Where were you one year ago today? Chances are, you were either stuck trying to get your driveway shoveled out or waiting for a plow to come down your block to plow the streets.

The great dig-out was underway from a huge post Christmas 2010 blizzard. This year, it's bone dry with the exception of some rain. However, although we've had a mild winter thus far, the State Department of Transportation is ready for anything ol' man winter throws our way.

The winter of 2010 was a major lesson for many of us. The state DOT has been in storm preparation mode since early September as a precaution. Spokesman Tim Greeley says this year, they plan to use a number of new tools including GPS technology in their trucks and they plan to be in standby mode at all times.

  • INTERVIEW: Eric Scott talks to DOT Commissioner Jim Simpson about being ready for winter.

Greeley says "we had a crazy time last year but the roads got cleared. It's our number one priority in the department to have things keep moving. We take that duty very seriously."

The agency has identified a pool of 1,500 employees and volunteers from other state agencies to draw from to drive trucks, load salt and provide other support services during winter operations. The number of people called in will depend on the severity of the storm. They would be assigned to 76 separate crews statewide. Private contractors supply drivers for their trucks so another 1,300 workers can be called into action at any given time.

Current NJDOT stockpiles include:

153,000 tons of rock salt

618,000 gallons of liquid calcium

116,000 gallons of brine

Liquid calcium is used to coat rock salt and improve its effectiveness in melting snow and ice. Brine is sprayed on road surfaces prior to a storm to start melting snow as soon as it hits the road. Brine is also used in the same manner as liquid calcium, to treat rock salt and improve its effectiveness. The Department will use liquid magnesium chloride on a trial basis at a few locations in place of liquid calcium. The magnesium solution is less corrosive to metal bridge structures and is expected to work as well as calcium at all but the lowest temperatures.

Materials are housed at 70 storage facilities statewide, including 49 domes and 21 sheds. Trucks and other equipment used to fight snow are stored at 68 maintenance yards statewide.

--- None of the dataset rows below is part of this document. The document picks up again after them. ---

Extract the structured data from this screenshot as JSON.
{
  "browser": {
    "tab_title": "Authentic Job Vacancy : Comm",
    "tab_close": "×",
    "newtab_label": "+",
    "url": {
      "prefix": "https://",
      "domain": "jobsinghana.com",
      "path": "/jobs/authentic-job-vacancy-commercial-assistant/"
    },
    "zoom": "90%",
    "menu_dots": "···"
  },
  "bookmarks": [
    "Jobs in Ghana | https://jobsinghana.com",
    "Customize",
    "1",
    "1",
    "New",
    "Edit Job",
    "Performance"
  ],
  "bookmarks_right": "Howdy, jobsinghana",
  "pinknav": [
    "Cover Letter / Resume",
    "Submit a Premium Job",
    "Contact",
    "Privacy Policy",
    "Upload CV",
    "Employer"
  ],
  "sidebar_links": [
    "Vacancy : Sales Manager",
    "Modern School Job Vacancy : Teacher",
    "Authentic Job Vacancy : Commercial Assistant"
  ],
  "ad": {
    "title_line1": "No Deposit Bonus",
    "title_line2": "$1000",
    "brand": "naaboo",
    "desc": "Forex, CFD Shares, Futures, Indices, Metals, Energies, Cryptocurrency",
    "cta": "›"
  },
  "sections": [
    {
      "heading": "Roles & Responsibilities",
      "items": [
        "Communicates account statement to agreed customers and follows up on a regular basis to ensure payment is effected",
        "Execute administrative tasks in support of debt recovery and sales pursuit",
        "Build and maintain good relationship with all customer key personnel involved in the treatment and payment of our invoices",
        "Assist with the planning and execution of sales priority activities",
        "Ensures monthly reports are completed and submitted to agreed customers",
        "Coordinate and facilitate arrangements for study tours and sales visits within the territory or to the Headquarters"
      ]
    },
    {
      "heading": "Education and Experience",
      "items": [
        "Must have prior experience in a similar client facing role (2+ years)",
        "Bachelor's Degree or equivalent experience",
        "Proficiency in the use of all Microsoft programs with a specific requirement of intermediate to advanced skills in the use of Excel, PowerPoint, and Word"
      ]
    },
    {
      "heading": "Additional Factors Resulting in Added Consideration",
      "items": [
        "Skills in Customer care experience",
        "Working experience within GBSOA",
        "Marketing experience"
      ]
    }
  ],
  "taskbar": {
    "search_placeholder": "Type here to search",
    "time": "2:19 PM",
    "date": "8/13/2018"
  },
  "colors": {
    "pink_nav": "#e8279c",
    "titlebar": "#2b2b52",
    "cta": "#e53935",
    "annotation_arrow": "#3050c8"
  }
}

This season, the DOT has allocated $10 million for storm costs with supplemental funds. Last year, a whopping $48 million was spent.